[arin-ppml] IPv6 Non-connected networks

Roger Marquis marquis at roble.com
Thu Mar 25 01:21:41 EDT 2010

Lee Dilkie wrote:
> Is no one concerned that NAT breaks a lot of networking, especially
> peer-to-peer, and forces some really inefficient technologies, like
> SBC's, to exist?

Statements like this make me wonder if they don't teach the value of
field testing in networking curriculums.  Without field testing you
wouldn't know if the packet filtering that will be needed to replace the
privacy and security NAT provides are worse than NAT itself.  Field
testing would also show that consumers don't want to register their
internal IPs, don't want end-to-end transparency, and don't want to give
a free pass to badly designed protocols (like SIP) that they require deep
packet inspection to work well with NAT.

The need for deep inspection is what "breaks a lot of networking".  It is
a mistake to blame this on NAT.  Continuing to make this mistake, and
ignore the past few years field trails, or the overwhelming consumer
demand (for NAT), will only continue to limit the adoption of IPv6 to
those few sites who don't need NAT (mainly carriers).  Because of the
results of IPv6 field testing I'm willing to bet good money that NAT will
be around long after we are all gone, and future network engineers will
look back and wonder what those NAT-dissing engineers were smoking.
I obviously value field testing.

> There is a lot of network media traffic (example, VoIP) that is
> unnecessarily backhauled across the internet because of NAT and in an
> NAT-less IPv6 world could use less network resources and be more reliable.

I don't see that.  I see quite the opposite.  My own VOIP sites for
example, which work seamlessly with NAT.  It just works because the
firewalls do deep inspection where they have to (SIP) and we use well
designed protocols (IAX2) where we can.

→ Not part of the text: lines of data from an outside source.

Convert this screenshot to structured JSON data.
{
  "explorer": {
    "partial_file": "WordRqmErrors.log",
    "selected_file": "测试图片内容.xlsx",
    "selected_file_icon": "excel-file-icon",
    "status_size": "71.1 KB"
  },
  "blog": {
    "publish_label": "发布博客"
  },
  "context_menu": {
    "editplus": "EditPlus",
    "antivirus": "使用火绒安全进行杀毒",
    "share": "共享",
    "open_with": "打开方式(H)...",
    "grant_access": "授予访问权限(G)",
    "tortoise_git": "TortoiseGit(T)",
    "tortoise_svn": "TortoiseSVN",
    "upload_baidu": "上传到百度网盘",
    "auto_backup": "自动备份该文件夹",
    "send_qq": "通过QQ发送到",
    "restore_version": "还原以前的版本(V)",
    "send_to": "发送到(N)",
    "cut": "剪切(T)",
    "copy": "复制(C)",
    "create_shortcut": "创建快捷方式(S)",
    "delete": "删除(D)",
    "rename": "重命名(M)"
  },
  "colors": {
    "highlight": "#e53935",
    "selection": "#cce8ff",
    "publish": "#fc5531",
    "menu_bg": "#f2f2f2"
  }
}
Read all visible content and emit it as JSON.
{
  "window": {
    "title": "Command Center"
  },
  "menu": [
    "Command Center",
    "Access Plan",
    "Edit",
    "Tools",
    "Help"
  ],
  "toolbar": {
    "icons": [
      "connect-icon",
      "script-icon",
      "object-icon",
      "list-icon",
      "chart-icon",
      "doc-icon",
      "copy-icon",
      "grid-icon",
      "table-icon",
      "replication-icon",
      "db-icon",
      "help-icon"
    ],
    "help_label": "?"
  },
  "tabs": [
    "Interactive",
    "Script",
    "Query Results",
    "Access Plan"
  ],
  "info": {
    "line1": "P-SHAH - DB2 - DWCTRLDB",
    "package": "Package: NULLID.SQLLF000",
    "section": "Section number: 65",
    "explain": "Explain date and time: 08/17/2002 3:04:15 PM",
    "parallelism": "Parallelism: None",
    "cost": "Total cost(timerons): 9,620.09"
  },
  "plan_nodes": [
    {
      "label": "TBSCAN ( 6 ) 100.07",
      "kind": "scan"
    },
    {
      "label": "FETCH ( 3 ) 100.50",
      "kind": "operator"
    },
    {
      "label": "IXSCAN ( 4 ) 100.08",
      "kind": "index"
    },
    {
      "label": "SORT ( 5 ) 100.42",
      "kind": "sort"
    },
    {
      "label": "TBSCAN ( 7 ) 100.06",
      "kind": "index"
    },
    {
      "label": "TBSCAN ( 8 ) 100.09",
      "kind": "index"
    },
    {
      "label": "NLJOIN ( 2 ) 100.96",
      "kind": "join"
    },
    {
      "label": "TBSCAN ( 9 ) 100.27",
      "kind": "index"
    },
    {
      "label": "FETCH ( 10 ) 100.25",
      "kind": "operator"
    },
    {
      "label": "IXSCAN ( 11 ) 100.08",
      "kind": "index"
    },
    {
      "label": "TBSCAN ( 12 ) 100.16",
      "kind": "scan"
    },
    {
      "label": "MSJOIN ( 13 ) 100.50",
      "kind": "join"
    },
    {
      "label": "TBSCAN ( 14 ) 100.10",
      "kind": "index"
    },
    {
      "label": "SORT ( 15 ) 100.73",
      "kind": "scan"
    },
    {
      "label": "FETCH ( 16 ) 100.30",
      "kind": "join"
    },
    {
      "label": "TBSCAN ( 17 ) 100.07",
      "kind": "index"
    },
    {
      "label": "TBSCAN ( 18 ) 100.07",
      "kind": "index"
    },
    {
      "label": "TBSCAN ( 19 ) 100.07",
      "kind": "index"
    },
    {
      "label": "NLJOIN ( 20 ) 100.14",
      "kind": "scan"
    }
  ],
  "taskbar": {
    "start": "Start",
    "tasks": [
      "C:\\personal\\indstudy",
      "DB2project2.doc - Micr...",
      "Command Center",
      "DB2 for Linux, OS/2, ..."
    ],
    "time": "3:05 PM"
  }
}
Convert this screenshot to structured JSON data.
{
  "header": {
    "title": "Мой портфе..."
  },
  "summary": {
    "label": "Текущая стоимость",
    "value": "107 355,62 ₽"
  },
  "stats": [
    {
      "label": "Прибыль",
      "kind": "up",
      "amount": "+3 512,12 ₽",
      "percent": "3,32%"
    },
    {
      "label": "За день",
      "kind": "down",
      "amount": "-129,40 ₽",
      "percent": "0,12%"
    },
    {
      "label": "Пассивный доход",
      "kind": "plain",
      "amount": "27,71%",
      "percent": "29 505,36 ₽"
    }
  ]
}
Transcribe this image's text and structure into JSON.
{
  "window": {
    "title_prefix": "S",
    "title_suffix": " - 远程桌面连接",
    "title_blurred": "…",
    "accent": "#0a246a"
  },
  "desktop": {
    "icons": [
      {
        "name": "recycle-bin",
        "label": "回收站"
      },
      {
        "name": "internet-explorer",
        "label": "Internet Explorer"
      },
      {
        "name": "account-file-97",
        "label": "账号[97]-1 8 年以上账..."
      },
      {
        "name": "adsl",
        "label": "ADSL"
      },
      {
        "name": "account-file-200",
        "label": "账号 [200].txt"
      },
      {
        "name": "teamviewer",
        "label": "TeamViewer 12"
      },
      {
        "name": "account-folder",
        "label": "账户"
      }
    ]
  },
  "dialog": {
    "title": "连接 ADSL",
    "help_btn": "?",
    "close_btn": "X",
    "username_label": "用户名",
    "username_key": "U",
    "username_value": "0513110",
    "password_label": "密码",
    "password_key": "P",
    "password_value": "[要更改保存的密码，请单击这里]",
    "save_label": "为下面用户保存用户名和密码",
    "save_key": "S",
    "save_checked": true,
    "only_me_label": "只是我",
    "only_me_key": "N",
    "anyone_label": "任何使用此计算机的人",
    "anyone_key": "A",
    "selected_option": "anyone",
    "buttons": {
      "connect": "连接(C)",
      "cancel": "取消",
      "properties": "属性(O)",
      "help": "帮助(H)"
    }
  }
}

Roger Marquis

More information about the ARIN-PPML mailing list